Milton Berle, definitely out. Woody Allen, put him out there. Sean Connery, sorry, he's inside. Kirk Douglas, inside.
In or Out is the game, as in, when this famous person dies, does the paper put the news on an inside page or out on Page One? It's one of the oldest, most fun and most ghoulish of newsroom pastimes. Any president, clearly out. Dan Quayle, out -- if it's in the next 15 years. But Walter Mondale, probably in. Sharon Pratt Kelly, in. Marion Barry, out -- in a flash.
You can play for hours -- instant analyses of what's significant in our lives, a lightning-fast way to find out what your friends value. Bill Gates, out. Steve Case, out, but only in Washington. Lee Iacocca, in.
But now there's a whole new game, with a completely different set of standards. It's called Going 24, as in, whose death will precipitate another of those orgies of coverage in which the 24-hour cable news channels ignore everything else in the world to whip up emotions and squeeze the public for tears and ratings points?
This is a much narrower universe than the world of Page One candidates. And significance -- what a person has actually done -- plays very little role in these choices.
Play In or Out, and you'll find yourself discussing the relative worth of being the second guy to walk on the moon, leading a worldwide cult or directing "Apocalypse Now." (Buzz Aldrin, Sun Myung Moon, Francis Ford Coppola -- all out, though Aldrin only if Neil Armstrong survives him. Sorry, it's a harsh world.)
But play Going 24, and no such judgments are necessary. Now, only your emotions matter. Whose death will tap into deep memories? Whose passing can be mined to lay bare a rich vein of nostalgia that can be converted into a bottomless curiosity that you loathe to see in yourself, but cannot stamp out? Princess Di and JFK Jr. were obvious choices -- royal figures, with cross-generational appeal and images seared into what's left of our collective unconscious. Sinatra came close.
Who else? Perhaps Billy Graham and Bob Hope, probably the two remaining great Americans of the century. Oprah Winfrey and Bill Cosby, entertainers with the kind of appeal it is no longer possible to generate, given how splintered pop culture has become in a 300-channel universe. Bill Clinton and Ronald Reagan, but no other past president. The others just didn't sink into our lives enough, generating neither the devotion nor the loathing that Clinton and Reagan did.
Katharine Hepburn -- maybe. The pope -- this one, yes. Mikhail Gorbachev -- no. Probably no foreign leader except maybe Saddam Hussein, and only if he goes violently. No scientist, no philosopher, no judge. But watch those cable channels sizzle when Paul McCartney goes. But not Mick Jagger.
Just as targeted marketing, ethnic pride, the Internet and cable TV have stolen our sense of a common culture, so too do the 24-hour news channels impair our ability to judge what is of such overriding importance that we drop everything and seek community in information.

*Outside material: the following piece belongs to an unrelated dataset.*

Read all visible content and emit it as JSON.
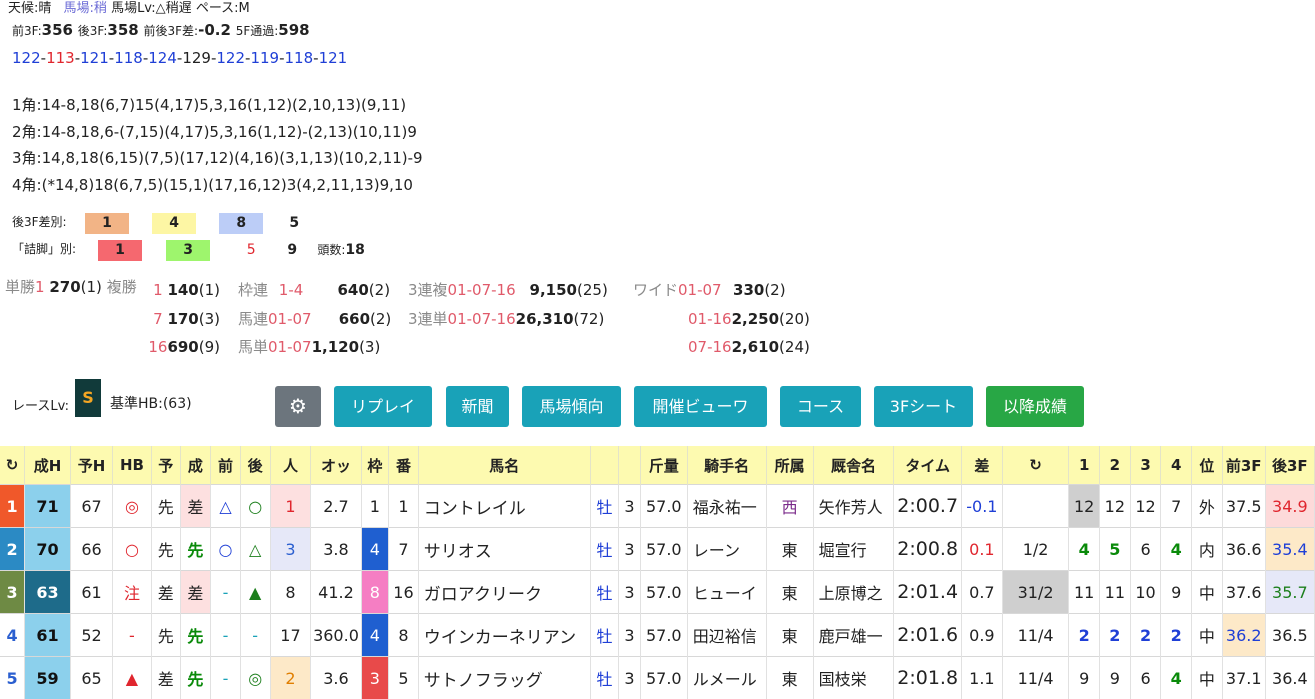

It wasn't long ago that each of us defined crises for ourselves. That was before information became such a valuable commodity. Maybe a garbage collectors' strike would qualify, maybe the failure of schools to open on time. Certainly when the lights went out in the great blackouts of my youth, we accepted that as a crisis; stories about playing Monopoly by candlelight have become legend in my family. But the point is, we got to pick our own crises and choose how to deal with them -- on our own terms. If I saw my parents in tears when JFK (the first one) was killed, I made that a moment to remember. TV didn't yet determine such things. And if the death of Elvis meant nothing whatever to me, I could opt out; the celebrity culture and the arrogance of TV had not yet become so pervasive.

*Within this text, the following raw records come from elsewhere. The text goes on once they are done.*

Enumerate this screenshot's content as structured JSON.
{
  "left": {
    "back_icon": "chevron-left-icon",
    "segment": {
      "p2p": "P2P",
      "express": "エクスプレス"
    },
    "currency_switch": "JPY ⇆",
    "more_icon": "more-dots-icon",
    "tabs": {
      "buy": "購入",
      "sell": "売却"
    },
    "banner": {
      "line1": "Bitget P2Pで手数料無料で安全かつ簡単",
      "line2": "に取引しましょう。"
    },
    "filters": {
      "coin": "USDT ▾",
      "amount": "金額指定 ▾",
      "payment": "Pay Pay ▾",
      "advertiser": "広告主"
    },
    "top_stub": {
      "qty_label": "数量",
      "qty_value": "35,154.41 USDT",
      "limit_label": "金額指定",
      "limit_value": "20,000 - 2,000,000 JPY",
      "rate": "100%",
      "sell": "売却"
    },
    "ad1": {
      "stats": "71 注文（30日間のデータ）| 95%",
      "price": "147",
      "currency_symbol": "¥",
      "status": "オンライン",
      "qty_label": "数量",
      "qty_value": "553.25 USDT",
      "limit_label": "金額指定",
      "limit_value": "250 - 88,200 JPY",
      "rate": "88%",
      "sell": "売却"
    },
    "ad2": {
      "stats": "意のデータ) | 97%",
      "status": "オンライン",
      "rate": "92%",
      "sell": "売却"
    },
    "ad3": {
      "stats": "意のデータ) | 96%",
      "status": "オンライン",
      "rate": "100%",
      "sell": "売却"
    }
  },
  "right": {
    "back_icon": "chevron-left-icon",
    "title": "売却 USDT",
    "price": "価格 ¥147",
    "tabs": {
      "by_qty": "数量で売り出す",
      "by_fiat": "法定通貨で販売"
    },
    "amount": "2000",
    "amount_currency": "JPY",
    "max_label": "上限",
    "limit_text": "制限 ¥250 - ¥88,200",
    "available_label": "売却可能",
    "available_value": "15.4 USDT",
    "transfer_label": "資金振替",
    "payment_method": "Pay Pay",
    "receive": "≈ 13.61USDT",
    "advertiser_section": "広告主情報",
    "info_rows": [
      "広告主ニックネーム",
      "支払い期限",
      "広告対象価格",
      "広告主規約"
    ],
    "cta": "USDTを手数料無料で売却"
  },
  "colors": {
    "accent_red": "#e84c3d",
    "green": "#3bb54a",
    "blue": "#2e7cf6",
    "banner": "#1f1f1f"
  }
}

We had the self-assurance to make our own choices, in part because we weren't just sitting in front of a screen watching others scurry to the market to stock up on water, or light candles in front of the British Embassy, or place flowers in front of a Tribeca apartment building. People watched a load of TV, but not like they do today. Talk all you want to about time stress, but the fact is, Americans watch more TV than ever, according to the University of Maryland's ongoing, 30-year "Use of Time" study.

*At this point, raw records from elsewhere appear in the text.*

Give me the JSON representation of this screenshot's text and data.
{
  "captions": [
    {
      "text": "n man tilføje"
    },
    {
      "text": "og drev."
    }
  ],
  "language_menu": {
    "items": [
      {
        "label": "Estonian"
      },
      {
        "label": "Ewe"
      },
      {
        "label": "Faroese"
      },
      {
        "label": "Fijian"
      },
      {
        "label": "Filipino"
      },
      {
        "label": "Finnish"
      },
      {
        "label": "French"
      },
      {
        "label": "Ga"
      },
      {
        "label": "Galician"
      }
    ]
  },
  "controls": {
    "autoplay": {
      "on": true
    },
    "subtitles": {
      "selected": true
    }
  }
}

When we watched less TV, when there was less TV to watch, no one had to convince us that an assassination was "An American Tragedy." No one had to compose a dramatic theme to accompany the snazzola graphics that announce that we as a nation are Going 24.
But now when we hear that music and the urgency in Brian Williams's voice, we respond, like trained dogs. The news channels say we are moved, and so we are. The folks who make those decisions squeal in protest against any insinuation that they are manipulating events, manufacturing crisis. But deep down, they know Going 24 is a big, profitable, fun game. And oddly enough, we know it too. And still we play along.
Marc Fisher's e-mail address is email@example.com.